There appears to be an increased risk of the skin disease rosacea among female migraine sufferers according to a recent study published in the Journal of the American Academy of Dermatology.
Rosacea is a common skin disease associated with skin inflammation and certain vascular changes.
Using the UK –based General Practice Research Database, Julia Spoendlin and colleagues from the University of Basel, identified patients with incident rosacea between 1995 and 2009. (cases; 53,927 participants) and matched rosacea-free control subjects (matched 1:1; 53,927 participants).
The researchers observed a small overall association between rosacea and migraine in women (adjusted odds ratio [aOR], 1.22), but not in men.
In female migraine sufferers aged 50–59 years, the effect was more pronounced (aOR, 1.36). Female triptan users also exhibited slightly increasing risk estimates with increasing age, with the highest odds ratio seen in women aged sixty or older (aOR, 1.66).
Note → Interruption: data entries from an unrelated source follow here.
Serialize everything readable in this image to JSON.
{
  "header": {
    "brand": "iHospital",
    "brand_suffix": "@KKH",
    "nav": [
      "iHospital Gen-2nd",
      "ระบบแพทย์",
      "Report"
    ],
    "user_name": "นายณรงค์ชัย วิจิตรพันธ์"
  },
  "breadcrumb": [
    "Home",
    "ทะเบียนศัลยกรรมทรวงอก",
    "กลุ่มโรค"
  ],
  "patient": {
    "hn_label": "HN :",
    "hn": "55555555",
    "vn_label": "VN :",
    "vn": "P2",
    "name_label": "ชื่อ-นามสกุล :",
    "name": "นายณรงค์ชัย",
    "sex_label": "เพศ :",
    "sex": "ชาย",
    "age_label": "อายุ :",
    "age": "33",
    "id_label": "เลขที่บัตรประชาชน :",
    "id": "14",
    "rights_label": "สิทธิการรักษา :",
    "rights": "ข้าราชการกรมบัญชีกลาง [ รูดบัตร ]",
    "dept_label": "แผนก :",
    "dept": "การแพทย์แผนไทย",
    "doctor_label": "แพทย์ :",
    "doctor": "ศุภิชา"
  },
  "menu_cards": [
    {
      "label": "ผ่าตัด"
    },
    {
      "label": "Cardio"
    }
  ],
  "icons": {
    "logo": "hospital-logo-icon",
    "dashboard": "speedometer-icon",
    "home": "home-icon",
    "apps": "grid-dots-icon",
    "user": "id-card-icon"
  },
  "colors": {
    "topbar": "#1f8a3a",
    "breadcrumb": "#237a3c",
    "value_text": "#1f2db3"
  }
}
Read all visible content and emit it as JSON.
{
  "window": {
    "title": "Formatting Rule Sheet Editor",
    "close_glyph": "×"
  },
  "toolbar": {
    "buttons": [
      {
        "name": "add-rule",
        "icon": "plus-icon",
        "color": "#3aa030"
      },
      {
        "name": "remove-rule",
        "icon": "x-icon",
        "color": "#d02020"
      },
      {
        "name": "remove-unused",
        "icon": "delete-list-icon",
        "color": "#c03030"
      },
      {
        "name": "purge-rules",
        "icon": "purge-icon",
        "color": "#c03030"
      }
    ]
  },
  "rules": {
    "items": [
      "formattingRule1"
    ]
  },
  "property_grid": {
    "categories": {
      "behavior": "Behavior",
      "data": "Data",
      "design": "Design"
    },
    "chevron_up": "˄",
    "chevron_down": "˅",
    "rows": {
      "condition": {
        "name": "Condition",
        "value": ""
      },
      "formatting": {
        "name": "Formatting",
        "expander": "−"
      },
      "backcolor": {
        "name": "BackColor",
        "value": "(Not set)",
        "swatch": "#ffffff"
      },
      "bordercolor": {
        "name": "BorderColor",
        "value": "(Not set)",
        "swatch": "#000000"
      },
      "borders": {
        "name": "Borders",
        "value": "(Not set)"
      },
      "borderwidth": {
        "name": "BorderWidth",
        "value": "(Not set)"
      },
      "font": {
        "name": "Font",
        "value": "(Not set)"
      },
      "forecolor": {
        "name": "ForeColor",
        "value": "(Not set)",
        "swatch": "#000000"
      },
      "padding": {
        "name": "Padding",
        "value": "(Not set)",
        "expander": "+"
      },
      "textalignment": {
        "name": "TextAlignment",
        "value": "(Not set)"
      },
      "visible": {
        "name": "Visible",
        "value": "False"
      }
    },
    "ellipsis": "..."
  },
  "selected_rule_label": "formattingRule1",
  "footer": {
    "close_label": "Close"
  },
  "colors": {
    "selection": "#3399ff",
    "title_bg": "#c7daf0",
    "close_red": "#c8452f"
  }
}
“We observed a slightly increased risk for female migraineurs to develop rosacea, particularly in women with severe migraine aged 50 years or older,” the study authors wrote.